= Available records =
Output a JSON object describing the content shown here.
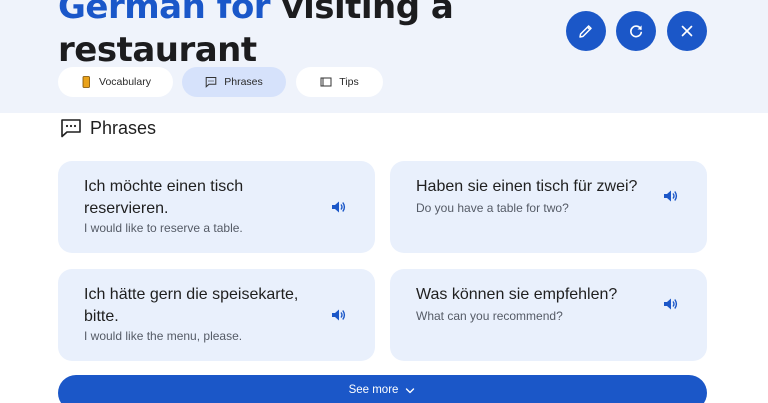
{
  "header": {
    "title_accent": "German for",
    "title_rest": "visiting a restaurant",
    "buttons": [
      "edit",
      "refresh",
      "close"
    ]
  },
  "tabs": [
    {
      "label": "Vocabulary",
      "icon": "book-icon",
      "active": false
    },
    {
      "label": "Phrases",
      "icon": "chat-icon",
      "active": true
    },
    {
      "label": "Tips",
      "icon": "tips-icon",
      "active": false
    }
  ],
  "section": {
    "title": "Phrases",
    "icon": "chat-bubble-icon"
  },
  "phrases": [
    {
      "phrase": "Ich möchte einen tisch reservieren.",
      "translation": "I would like to reserve a table."
    },
    {
      "phrase": "Haben sie einen tisch für zwei?",
      "translation": "Do you have a table for two?"
    },
    {
      "phrase": "Ich hätte gern die speisekarte, bitte.",
      "translation": "I would like the menu, please."
    },
    {
      "phrase": "Was können sie empfehlen?",
      "translation": "What can you recommend?"
    }
  ],
  "see_more": {
    "label": "See more"
  },
  "colors": {
    "accent": "#1b57c8",
    "header_bg": "#eff3fb",
    "card_bg": "#e9f0fc",
    "tab_active": "#d6e2fb"
  }
}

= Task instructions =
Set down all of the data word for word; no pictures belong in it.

= Answer below =
Output a JSON object describing the content shown here.
{
  "header": {
    "title_accent": "German for",
    "title_rest": "visiting a restaurant",
    "buttons": [
      "edit",
      "refresh",
      "close"
    ]
  },
  "tabs": [
    {
      "label": "Vocabulary",
      "icon": "book-icon",
      "active": false
    },
    {
      "label": "Phrases",
      "icon": "chat-icon",
      "active": true
    },
    {
      "label": "Tips",
      "icon": "tips-icon",
      "active": false
    }
  ],
  "section": {
    "title": "Phrases",
    "icon": "chat-bubble-icon"
  },
  "phrases": [
    {
      "phrase": "Ich möchte einen tisch reservieren.",
      "translation": "I would like to reserve a table."
    },
    {
      "phrase": "Haben sie einen tisch für zwei?",
      "translation": "Do you have a table for two?"
    },
    {
      "phrase": "Ich hätte gern die speisekarte, bitte.",
      "translation": "I would like the menu, please."
    },
    {
      "phrase": "Was können sie empfehlen?",
      "translation": "What can you recommend?"
    }
  ],
  "see_more": {
    "label": "See more"
  },
  "colors": {
    "accent": "#1b57c8",
    "header_bg": "#eff3fb",
    "card_bg": "#e9f0fc",
    "tab_active": "#d6e2fb"
  }
}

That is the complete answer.